WHAT THE TASK REQUIRES: For each line below that includes the word "this", make a copy.

MATERIALS PROVIDED:
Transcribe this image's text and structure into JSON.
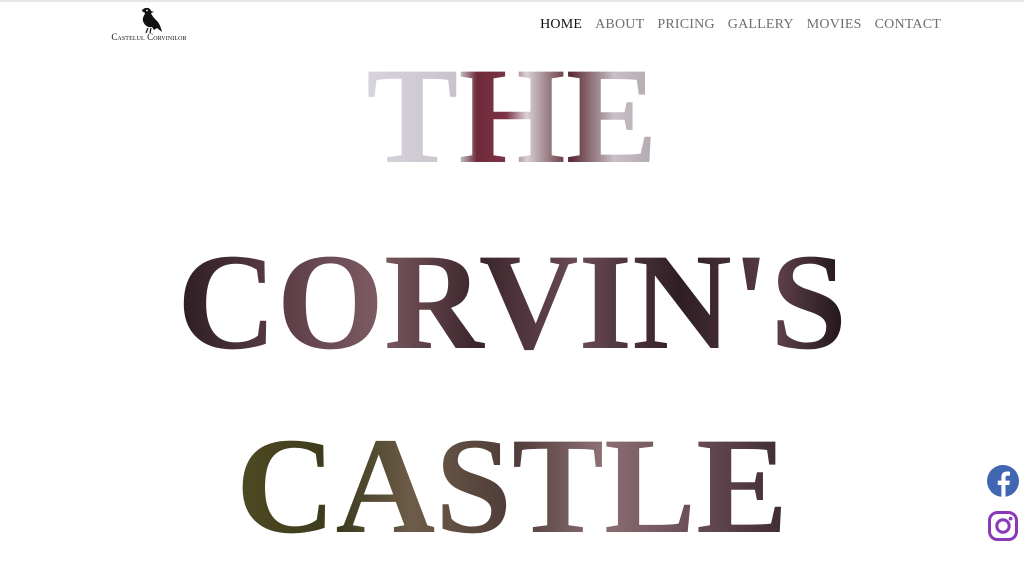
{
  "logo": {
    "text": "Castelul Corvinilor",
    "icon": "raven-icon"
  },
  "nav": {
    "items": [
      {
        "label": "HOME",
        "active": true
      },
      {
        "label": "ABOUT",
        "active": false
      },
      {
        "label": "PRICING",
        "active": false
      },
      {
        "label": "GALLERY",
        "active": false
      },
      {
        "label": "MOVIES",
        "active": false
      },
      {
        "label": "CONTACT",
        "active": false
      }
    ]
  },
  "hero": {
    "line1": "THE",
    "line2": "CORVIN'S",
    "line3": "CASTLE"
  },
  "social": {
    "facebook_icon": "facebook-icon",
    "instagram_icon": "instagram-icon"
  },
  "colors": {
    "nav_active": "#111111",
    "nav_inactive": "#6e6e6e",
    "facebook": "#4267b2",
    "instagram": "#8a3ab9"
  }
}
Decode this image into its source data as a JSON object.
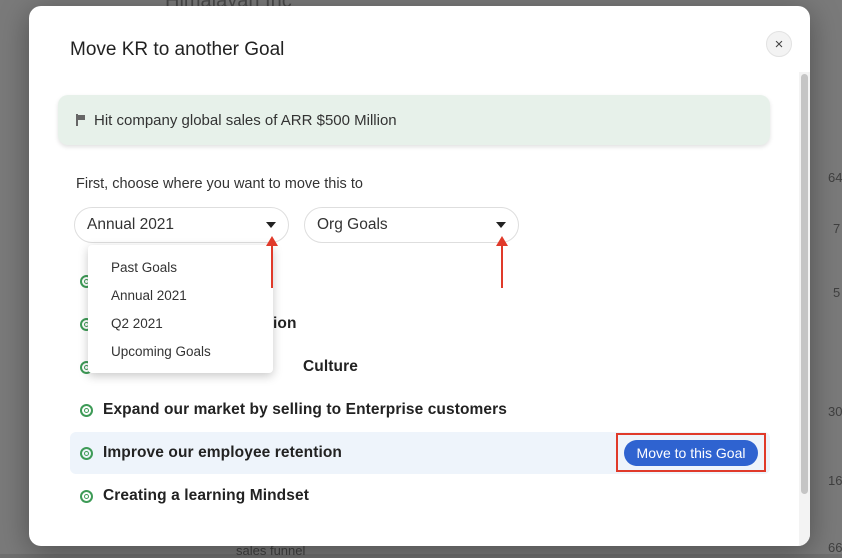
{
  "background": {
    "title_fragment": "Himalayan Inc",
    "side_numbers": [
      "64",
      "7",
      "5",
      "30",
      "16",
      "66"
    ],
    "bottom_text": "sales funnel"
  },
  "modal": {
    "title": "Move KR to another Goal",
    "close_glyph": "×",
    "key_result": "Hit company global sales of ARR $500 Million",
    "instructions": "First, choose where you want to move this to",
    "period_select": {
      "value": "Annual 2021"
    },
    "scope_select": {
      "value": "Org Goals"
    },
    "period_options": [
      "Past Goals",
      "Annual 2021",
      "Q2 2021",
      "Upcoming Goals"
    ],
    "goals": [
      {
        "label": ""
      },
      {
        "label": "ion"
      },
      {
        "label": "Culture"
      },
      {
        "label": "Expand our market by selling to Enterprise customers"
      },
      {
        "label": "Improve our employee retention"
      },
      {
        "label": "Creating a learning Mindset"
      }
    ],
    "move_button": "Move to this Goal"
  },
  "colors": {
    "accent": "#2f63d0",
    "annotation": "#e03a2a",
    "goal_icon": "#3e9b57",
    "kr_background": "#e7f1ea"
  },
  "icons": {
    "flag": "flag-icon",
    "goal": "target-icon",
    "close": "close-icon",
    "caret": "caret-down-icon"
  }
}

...

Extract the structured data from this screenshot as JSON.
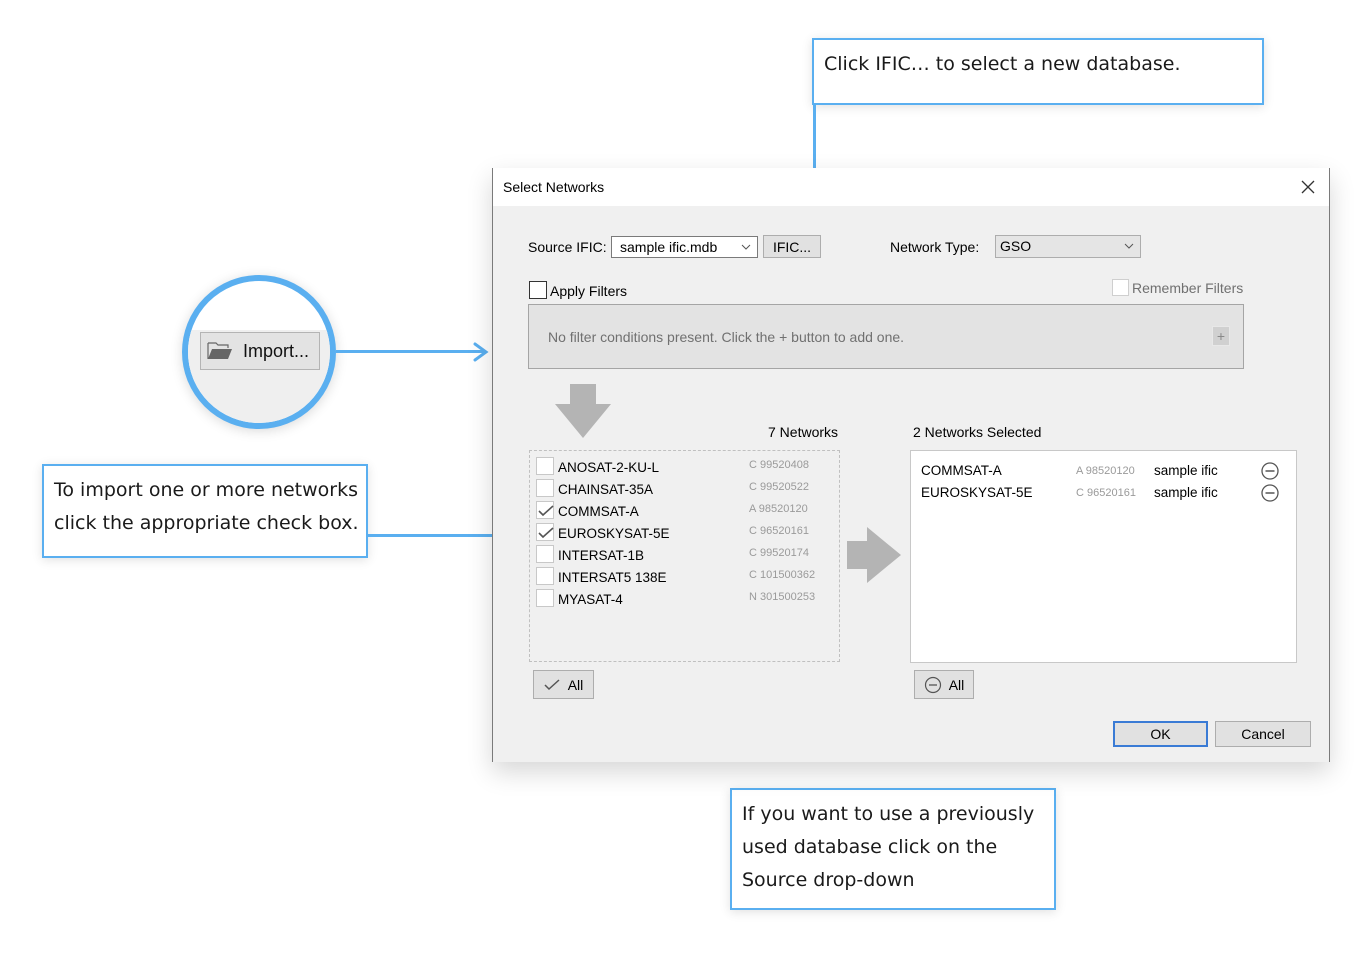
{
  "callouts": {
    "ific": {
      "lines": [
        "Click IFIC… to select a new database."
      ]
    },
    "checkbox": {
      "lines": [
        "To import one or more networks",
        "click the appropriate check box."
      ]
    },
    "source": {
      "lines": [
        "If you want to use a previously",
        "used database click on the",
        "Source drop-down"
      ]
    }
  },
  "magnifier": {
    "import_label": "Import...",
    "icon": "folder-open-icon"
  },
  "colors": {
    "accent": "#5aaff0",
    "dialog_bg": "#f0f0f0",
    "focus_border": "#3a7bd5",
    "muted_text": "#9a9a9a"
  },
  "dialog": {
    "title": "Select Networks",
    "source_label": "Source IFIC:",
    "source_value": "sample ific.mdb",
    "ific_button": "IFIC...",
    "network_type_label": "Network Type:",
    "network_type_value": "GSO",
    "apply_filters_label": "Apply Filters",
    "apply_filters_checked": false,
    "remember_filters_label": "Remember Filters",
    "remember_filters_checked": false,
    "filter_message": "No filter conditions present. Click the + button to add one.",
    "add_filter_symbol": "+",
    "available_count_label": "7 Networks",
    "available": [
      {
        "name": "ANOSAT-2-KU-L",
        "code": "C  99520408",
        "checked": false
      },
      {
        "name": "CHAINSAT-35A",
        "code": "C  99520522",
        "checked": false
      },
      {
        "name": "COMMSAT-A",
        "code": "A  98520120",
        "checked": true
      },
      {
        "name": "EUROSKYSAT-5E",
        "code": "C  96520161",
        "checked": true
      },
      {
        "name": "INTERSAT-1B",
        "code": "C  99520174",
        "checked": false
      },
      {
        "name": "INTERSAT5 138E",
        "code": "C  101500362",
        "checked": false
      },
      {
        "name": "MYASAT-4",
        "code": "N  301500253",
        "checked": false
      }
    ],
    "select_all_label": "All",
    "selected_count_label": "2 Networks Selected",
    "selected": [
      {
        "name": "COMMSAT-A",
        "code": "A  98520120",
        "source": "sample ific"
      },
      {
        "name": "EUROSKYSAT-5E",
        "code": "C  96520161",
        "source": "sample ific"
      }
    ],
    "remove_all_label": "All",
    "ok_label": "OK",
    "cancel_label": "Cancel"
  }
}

ANSWER:
Transcribe this image's text and structure into JSON.
Decode this image into its source data as a JSON object.
    "instructions": "First, choose where you want to move this to",
    "move_button": "Move to this Goal"
Extract the structured data from this screenshot as JSON.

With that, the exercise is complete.